- _Interface dataset entries_:
= = = = = = =
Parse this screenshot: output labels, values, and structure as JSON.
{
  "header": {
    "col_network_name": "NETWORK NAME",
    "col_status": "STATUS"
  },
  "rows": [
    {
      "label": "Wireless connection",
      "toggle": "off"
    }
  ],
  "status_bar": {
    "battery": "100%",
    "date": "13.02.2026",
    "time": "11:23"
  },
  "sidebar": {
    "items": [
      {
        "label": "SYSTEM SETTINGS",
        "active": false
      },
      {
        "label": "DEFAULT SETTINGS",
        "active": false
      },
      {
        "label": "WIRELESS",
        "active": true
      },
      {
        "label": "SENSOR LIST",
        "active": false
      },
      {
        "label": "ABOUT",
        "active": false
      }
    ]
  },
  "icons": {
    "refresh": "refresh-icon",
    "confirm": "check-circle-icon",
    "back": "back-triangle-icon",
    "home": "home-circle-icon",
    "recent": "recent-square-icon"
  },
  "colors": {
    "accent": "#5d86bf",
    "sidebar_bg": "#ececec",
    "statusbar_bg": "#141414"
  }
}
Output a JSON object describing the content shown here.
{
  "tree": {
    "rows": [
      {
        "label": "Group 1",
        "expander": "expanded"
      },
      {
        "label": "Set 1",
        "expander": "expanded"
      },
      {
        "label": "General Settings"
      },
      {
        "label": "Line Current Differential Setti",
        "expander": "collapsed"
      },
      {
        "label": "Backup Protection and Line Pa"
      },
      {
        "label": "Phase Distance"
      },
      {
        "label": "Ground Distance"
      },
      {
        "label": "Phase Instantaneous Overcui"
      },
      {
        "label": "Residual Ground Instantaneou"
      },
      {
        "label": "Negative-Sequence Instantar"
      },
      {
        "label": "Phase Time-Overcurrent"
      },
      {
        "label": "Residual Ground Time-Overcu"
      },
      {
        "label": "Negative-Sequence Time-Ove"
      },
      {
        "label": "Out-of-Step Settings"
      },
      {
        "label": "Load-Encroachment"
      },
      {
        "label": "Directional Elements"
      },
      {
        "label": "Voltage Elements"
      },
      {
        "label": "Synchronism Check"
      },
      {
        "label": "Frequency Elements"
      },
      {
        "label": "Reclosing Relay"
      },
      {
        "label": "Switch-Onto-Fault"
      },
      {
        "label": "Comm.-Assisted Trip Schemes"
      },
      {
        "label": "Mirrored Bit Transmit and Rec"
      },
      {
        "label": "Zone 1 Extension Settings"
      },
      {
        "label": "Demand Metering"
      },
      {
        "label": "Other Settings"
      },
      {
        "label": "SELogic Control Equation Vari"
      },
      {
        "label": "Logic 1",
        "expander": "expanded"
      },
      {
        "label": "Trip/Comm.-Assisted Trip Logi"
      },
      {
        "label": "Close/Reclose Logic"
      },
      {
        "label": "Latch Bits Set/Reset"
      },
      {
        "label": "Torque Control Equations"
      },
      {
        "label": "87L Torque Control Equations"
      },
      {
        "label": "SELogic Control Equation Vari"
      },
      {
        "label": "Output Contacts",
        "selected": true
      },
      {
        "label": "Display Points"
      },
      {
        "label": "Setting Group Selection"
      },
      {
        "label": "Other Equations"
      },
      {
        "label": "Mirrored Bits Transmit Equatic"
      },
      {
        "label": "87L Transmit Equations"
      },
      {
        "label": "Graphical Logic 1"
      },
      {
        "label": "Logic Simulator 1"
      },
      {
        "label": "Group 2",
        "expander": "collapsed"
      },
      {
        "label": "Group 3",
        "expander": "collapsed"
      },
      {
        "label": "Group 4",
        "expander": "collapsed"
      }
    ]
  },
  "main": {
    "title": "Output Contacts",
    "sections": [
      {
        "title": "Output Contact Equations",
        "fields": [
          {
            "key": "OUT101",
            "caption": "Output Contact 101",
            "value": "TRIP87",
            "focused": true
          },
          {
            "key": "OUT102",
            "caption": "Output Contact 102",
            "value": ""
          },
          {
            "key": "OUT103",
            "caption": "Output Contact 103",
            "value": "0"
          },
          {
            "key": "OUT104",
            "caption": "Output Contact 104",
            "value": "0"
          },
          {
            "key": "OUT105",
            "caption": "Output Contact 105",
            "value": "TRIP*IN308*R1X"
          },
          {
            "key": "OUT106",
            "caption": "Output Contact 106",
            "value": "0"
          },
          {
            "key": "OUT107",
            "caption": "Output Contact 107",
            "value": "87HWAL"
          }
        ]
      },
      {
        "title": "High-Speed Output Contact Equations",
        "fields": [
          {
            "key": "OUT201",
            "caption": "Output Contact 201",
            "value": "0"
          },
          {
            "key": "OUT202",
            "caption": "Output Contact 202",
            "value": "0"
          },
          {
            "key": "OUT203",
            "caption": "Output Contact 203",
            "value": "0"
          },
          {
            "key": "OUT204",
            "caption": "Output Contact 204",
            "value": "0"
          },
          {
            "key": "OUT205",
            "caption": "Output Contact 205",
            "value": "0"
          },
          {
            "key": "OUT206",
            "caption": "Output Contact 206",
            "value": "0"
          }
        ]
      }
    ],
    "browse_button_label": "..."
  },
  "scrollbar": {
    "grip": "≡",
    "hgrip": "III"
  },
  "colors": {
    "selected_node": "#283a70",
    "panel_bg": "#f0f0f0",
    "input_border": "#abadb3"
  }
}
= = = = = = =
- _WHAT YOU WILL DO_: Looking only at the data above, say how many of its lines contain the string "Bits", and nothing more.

- _RESULT FOR THIS TASK_: 2